> _Instructions for the task_
Go through the records and filter out every line lacking the word "alanına"; copy the lines that remain.

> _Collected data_

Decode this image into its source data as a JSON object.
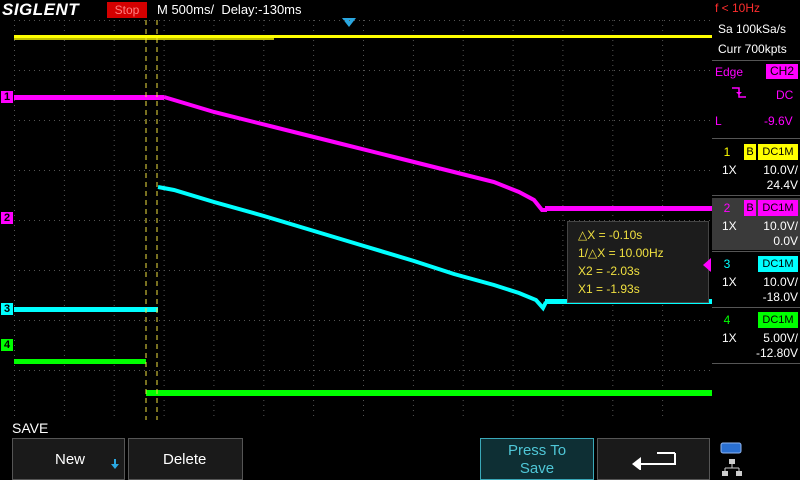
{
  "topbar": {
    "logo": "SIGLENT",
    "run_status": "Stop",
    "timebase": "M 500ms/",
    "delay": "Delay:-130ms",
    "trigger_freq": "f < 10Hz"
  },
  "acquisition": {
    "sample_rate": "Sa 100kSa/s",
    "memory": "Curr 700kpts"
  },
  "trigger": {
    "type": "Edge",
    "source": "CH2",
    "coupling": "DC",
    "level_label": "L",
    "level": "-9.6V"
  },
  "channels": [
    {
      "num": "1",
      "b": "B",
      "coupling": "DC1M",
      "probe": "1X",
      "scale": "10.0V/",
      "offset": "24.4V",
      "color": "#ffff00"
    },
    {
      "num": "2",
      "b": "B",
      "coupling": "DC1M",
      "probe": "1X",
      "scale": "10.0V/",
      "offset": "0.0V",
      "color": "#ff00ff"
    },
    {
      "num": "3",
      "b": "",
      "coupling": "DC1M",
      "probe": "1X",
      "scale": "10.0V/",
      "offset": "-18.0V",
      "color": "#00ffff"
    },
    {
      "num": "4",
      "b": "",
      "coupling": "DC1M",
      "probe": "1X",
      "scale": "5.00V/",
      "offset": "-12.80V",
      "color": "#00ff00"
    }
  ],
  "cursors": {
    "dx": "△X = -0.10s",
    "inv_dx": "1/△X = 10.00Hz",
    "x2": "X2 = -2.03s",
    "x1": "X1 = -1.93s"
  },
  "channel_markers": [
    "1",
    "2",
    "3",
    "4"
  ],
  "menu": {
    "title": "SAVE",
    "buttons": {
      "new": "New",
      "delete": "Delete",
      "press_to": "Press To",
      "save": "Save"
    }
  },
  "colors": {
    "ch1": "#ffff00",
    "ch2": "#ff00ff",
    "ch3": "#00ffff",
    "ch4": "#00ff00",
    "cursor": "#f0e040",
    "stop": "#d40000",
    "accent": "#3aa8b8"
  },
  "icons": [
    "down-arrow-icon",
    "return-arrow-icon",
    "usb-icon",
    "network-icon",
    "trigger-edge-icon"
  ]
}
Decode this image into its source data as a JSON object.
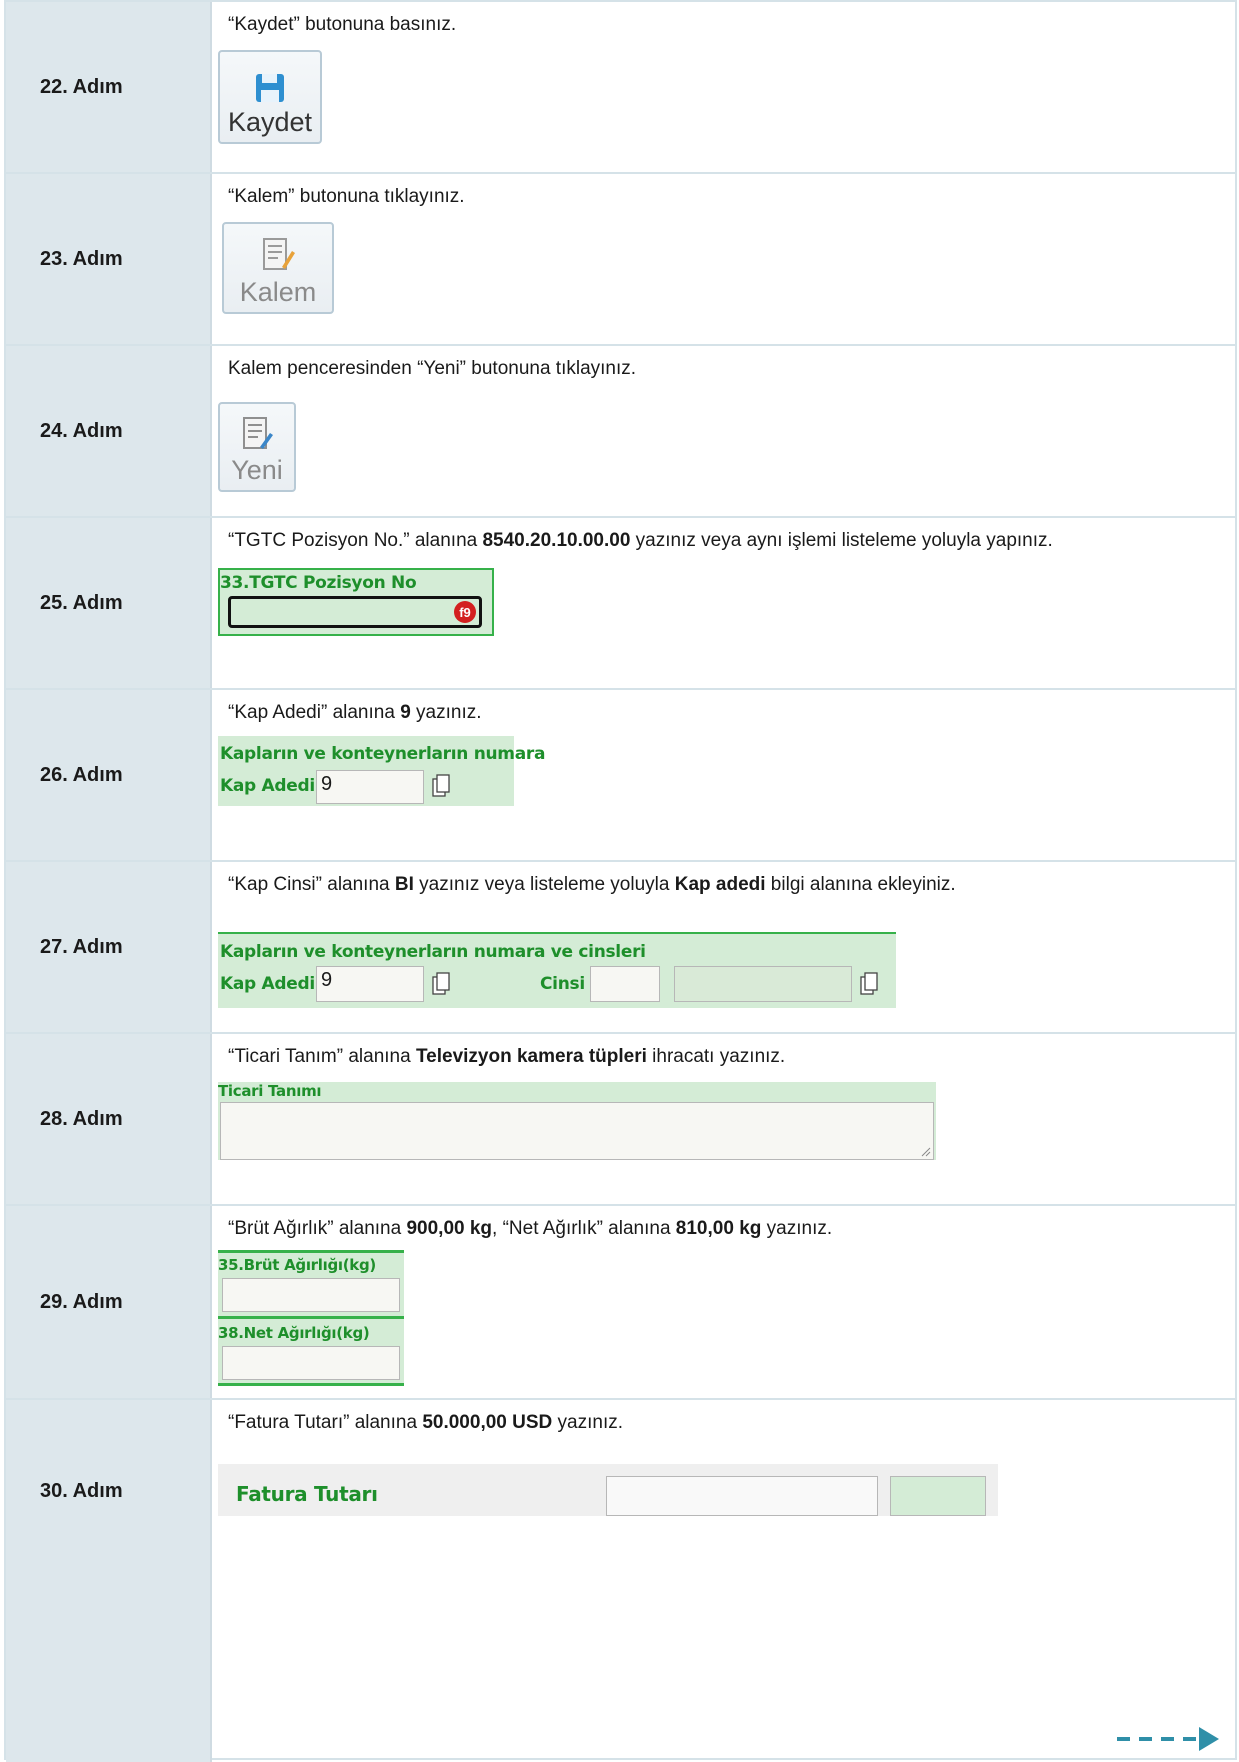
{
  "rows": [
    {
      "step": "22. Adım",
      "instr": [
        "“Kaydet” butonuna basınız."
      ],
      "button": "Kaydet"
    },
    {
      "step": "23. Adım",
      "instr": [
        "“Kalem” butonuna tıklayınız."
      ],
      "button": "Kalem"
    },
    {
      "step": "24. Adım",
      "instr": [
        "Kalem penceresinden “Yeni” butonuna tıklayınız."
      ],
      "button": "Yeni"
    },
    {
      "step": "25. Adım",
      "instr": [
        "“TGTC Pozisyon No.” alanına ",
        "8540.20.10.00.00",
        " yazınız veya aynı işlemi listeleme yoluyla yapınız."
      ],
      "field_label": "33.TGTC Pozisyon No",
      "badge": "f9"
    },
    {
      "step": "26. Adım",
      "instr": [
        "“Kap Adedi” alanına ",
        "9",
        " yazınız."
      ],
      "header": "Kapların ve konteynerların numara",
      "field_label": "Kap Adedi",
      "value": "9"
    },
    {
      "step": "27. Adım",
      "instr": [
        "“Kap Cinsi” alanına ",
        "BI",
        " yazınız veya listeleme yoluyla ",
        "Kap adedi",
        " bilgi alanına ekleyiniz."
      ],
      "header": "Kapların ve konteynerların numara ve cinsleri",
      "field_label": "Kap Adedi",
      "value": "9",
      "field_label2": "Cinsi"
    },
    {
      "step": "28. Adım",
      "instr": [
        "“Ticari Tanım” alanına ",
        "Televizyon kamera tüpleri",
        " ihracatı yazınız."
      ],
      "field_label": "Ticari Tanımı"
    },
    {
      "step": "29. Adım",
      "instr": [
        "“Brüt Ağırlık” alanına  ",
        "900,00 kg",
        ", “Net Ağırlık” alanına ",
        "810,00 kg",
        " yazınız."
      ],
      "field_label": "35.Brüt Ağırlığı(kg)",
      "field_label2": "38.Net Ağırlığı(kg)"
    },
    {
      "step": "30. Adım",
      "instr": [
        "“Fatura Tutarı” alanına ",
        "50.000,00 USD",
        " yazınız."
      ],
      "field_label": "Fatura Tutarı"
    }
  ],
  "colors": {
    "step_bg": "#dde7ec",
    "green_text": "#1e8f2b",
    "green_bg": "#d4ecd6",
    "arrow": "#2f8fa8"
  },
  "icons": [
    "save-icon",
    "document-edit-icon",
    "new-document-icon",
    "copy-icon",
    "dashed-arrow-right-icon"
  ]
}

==

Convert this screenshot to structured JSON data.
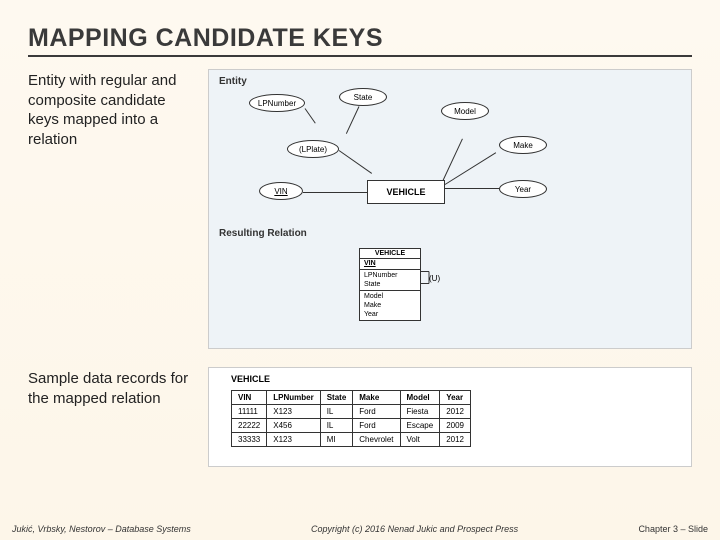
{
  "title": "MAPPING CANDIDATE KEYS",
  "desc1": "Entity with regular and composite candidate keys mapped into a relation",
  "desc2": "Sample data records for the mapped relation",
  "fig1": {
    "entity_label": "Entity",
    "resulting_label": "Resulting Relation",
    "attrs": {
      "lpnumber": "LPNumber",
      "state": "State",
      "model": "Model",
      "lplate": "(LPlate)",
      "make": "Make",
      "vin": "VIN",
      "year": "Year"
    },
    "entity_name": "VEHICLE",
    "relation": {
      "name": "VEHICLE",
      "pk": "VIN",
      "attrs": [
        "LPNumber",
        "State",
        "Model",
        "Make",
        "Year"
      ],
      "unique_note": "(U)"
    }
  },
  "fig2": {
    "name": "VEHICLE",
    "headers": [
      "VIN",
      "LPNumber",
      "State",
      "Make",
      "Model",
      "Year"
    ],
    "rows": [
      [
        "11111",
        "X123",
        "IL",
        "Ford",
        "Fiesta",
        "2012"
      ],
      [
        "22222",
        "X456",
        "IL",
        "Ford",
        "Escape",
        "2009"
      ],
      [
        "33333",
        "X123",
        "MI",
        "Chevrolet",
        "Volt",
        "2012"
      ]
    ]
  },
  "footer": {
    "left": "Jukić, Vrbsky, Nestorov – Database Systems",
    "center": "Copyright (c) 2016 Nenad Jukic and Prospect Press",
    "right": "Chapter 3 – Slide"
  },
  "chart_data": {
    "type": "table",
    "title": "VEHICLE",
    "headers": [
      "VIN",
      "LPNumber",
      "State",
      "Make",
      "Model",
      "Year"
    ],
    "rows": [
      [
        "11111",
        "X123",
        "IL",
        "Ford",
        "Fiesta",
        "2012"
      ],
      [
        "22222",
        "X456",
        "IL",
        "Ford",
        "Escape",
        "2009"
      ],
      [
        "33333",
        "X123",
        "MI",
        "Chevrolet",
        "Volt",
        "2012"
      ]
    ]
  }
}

> _Output of the exercise_
        "“TGTC Pozisyon No.” alanına ",
        "“Kap Adedi” alanına ",
        "“Kap Cinsi” alanına ",
        " bilgi alanına ekleyiniz."
        "“Ticari Tanım” alanına ",
        "“Brüt Ağırlık” alanına  ",
        ", “Net Ağırlık” alanına ",
        "“Fatura Tutarı” alanına ",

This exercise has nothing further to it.